Research your part

The first important thing to do is research your role and the show. If it’s a theatre performance, chances are that it’s been on stage before, so look up the characters and the production. You might find clips online, so this is a good place to start. All members of the cast and roles will follow a character arc, so if you can learn about this then getting into that persona shouldn’t become too difficult.

Learn your lines

Your lines of the script and lyrics of your song should be so ingrained in you that you can say them in your sleep! Practise in front of friends and family to help you confidently deliver your part. Perhaps practise ‘cold reading’ as well just in case the directors give you a new script to improvise from or a song to learn overnight.

The night before

Some auditions can last all day, so prepare some healthy snacks to take to keep your energy levels high. Get your outfit out ready the night before, too, so you’re not stressing in the morning – something comfy yet professional. Wearing something similar to the character could get your creative juices flowing during your performance.

On arrival

Bring something to keep you occupied while you wait – a crossword or a book, perhaps. Anything to keep you busy. We’re all for sparking conversations with fellow performers, but an audition is ‘me time’. Keep focused, as conversations with others can spark your nerves and district you. Having something to do will also stop you pacing the halls, reciting your lines. That will just serve to increase your nerves and, after all, you should know them by now!

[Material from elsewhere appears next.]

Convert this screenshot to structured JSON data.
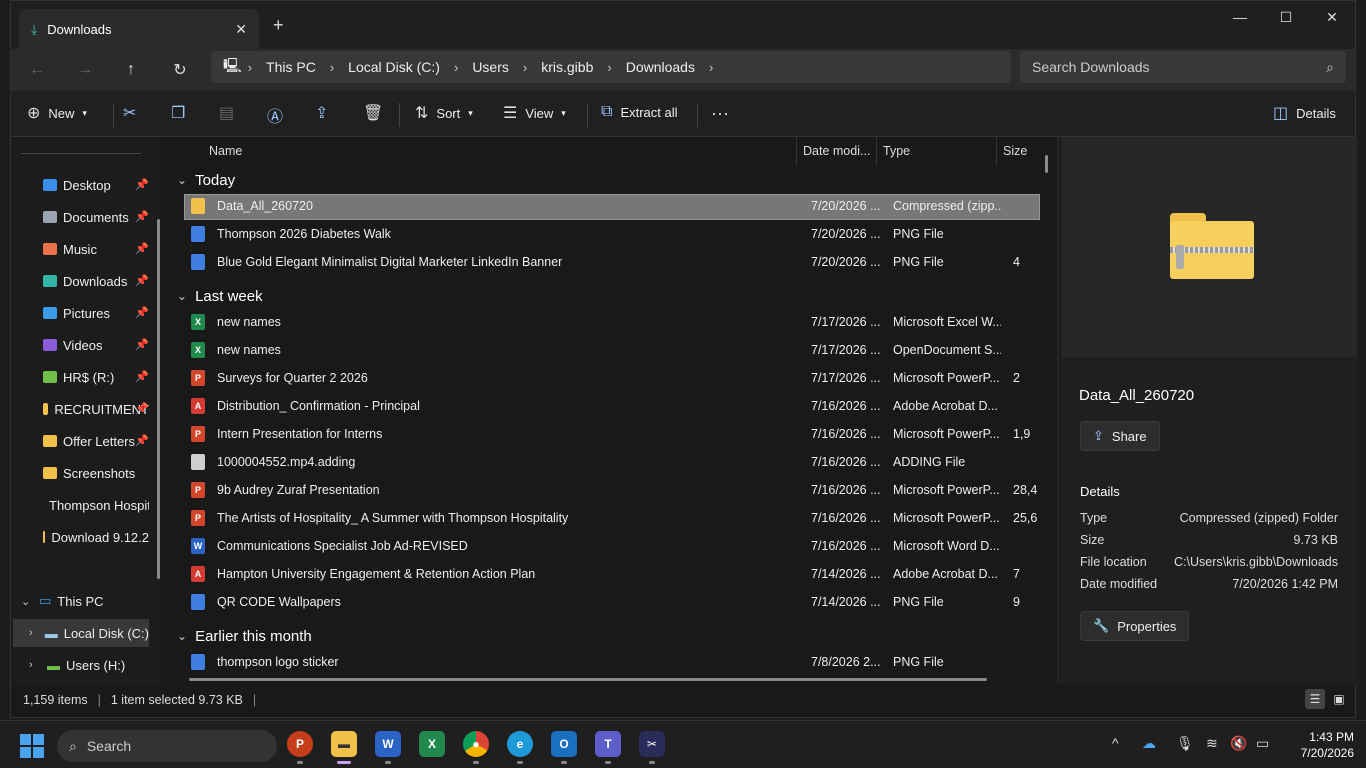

First impressions

First impressions are key. When you walk into the room, you need to ooze confidence. You know you’re right for the role, now show them you are! In fact, it’s proven we make over 27 judgements about another person within seconds of meeting them. So from the minute you walk in, your posture, body language, voice tone, breathing rate, eye contact, etc. is already creating an impression. And keep this positive impression going by introducing yourself quickly and confidently – “Good evening, I’m x and this is x in the first act.” Always remember the 3 C’s: comfortable, charismatic, and confidence.

 The panel

Don’t put them on a pedestal. Doing so will just make you nervous and, after all, they are just like you. Don’t forget they want to find the right person for the role – they are willing for you to be fantastic! Use your time wisely, don’t waste too long with introduction, maximise your time showing off what you can do. You have a limited time, but within those minutes they are at your mercy and you have the ability to make them laugh or even cry. Above all, have fun – this is your time to shine!

Timing is key

You will usually get two minutes to deliver your piece. Stick to it! Two minutes is plenty, likelihood is that they’ve made their decision in the first 30 secs. Make sure you’ve rehearsed with a stopwatch and have your timing is correct. But if you do get cut off, don’t be down heartened, it doesn’t mean you’ve failed – it means they’re probably renting by the hour!

The aftermath

After the audition, try not to overthink your performance or dwell on what you could have done better. Directors and casting agents are busy people, but remember they will get back to you! If you get the role then the fun part is about to start, but if you’re not lucky enough this time, keep your chin up because there’s always next time.  Always ask for feedback, too, as  it’s a great way to move on and learn from the experience.

 

So there you have it, the definitive guide to nailing your audition – let us know how you prepare for your auditions by tweeting us @LMALiverpool.